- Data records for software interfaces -
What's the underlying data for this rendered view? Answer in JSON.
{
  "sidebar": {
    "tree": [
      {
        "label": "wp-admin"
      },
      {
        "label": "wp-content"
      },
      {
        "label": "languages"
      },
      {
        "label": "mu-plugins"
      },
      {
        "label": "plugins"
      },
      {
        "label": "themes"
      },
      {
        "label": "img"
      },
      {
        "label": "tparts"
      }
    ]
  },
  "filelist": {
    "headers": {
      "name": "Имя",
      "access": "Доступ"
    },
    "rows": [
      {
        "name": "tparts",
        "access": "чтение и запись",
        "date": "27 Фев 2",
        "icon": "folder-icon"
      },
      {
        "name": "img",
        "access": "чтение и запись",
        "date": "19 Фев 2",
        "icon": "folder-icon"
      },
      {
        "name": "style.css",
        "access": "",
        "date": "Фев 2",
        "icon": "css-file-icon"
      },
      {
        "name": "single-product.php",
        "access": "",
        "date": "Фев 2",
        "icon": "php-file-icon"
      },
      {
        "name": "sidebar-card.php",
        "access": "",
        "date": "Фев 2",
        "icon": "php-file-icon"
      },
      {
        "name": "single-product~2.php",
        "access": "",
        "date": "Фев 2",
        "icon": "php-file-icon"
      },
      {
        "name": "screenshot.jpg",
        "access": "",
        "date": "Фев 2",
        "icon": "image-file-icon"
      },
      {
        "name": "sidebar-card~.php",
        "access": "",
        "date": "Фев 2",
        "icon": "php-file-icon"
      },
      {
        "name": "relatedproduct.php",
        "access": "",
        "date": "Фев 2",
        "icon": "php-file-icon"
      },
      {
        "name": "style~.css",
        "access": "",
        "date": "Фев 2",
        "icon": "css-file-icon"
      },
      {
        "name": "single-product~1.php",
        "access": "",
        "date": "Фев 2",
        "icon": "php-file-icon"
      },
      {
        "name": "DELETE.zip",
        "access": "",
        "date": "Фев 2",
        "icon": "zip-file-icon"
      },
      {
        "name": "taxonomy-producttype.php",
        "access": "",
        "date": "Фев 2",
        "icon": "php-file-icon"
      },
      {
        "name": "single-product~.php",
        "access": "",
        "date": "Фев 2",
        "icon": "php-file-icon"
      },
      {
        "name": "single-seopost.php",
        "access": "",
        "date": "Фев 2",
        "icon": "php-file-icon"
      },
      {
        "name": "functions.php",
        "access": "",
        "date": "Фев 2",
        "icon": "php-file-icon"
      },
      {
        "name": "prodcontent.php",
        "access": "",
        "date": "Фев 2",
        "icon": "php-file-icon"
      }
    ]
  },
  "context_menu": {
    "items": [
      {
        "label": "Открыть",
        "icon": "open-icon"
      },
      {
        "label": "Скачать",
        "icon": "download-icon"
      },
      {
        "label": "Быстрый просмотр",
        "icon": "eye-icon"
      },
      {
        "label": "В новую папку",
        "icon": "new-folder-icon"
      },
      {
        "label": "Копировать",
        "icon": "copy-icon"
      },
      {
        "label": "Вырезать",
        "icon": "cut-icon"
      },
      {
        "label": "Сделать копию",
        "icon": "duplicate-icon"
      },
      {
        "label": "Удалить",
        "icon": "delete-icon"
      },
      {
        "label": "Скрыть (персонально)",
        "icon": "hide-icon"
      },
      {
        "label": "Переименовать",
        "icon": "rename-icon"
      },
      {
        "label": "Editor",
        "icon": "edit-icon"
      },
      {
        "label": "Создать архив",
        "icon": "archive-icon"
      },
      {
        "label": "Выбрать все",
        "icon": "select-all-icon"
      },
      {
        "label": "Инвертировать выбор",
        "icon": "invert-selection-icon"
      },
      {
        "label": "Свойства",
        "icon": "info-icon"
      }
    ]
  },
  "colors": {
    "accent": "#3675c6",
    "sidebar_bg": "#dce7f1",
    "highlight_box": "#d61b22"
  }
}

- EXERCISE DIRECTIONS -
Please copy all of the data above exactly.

- ANSWER SECTION -
What's the underlying data for this rendered view? Answer in JSON.
{
  "sidebar": {
    "tree": [
      {
        "label": "wp-admin"
      },
      {
        "label": "wp-content"
      },
      {
        "label": "languages"
      },
      {
        "label": "mu-plugins"
      },
      {
        "label": "plugins"
      },
      {
        "label": "themes"
      },
      {
        "label": "img"
      },
      {
        "label": "tparts"
      }
    ]
  },
  "filelist": {
    "headers": {
      "name": "Имя",
      "access": "Доступ"
    },
    "rows": [
      {
        "name": "tparts",
        "access": "чтение и запись",
        "date": "27 Фев 2",
        "icon": "folder-icon"
      },
      {
        "name": "img",
        "access": "чтение и запись",
        "date": "19 Фев 2",
        "icon": "folder-icon"
      },
      {
        "name": "style.css",
        "access": "",
        "date": "Фев 2",
        "icon": "css-file-icon"
      },
      {
        "name": "single-product.php",
        "access": "",
        "date": "Фев 2",
        "icon": "php-file-icon"
      },
      {
        "name": "sidebar-card.php",
        "access": "",
        "date": "Фев 2",
        "icon": "php-file-icon"
      },
      {
        "name": "single-product~2.php",
        "access": "",
        "date": "Фев 2",
        "icon": "php-file-icon"
      },
      {
        "name": "screenshot.jpg",
        "access": "",
        "date": "Фев 2",
        "icon": "image-file-icon"
      },
      {
        "name": "sidebar-card~.php",
        "access": "",
        "date": "Фев 2",
        "icon": "php-file-icon"
      },
      {
        "name": "relatedproduct.php",
        "access": "",
        "date": "Фев 2",
        "icon": "php-file-icon"
      },
      {
        "name": "style~.css",
        "access": "",
        "date": "Фев 2",
        "icon": "css-file-icon"
      },
      {
        "name": "single-product~1.php",
        "access": "",
        "date": "Фев 2",
        "icon": "php-file-icon"
      },
      {
        "name": "DELETE.zip",
        "access": "",
        "date": "Фев 2",
        "icon": "zip-file-icon"
      },
      {
        "name": "taxonomy-producttype.php",
        "access": "",
        "date": "Фев 2",
        "icon": "php-file-icon"
      },
      {
        "name": "single-product~.php",
        "access": "",
        "date": "Фев 2",
        "icon": "php-file-icon"
      },
      {
        "name": "single-seopost.php",
        "access": "",
        "date": "Фев 2",
        "icon": "php-file-icon"
      },
      {
        "name": "functions.php",
        "access": "",
        "date": "Фев 2",
        "icon": "php-file-icon"
      },
      {
        "name": "prodcontent.php",
        "access": "",
        "date": "Фев 2",
        "icon": "php-file-icon"
      }
    ]
  },
  "context_menu": {
    "items": [
      {
        "label": "Открыть",
        "icon": "open-icon"
      },
      {
        "label": "Скачать",
        "icon": "download-icon"
      },
      {
        "label": "Быстрый просмотр",
        "icon": "eye-icon"
      },
      {
        "label": "В новую папку",
        "icon": "new-folder-icon"
      },
      {
        "label": "Копировать",
        "icon": "copy-icon"
      },
      {
        "label": "Вырезать",
        "icon": "cut-icon"
      },
      {
        "label": "Сделать копию",
        "icon": "duplicate-icon"
      },
      {
        "label": "Удалить",
        "icon": "delete-icon"
      },
      {
        "label": "Скрыть (персонально)",
        "icon": "hide-icon"
      },
      {
        "label": "Переименовать",
        "icon": "rename-icon"
      },
      {
        "label": "Editor",
        "icon": "edit-icon"
      },
      {
        "label": "Создать архив",
        "icon": "archive-icon"
      },
      {
        "label": "Выбрать все",
        "icon": "select-all-icon"
      },
      {
        "label": "Инвертировать выбор",
        "icon": "invert-selection-icon"
      },
      {
        "label": "Свойства",
        "icon": "info-icon"
      }
    ]
  },
  "colors": {
    "accent": "#3675c6",
    "sidebar_bg": "#dce7f1",
    "highlight_box": "#d61b22"
  }
}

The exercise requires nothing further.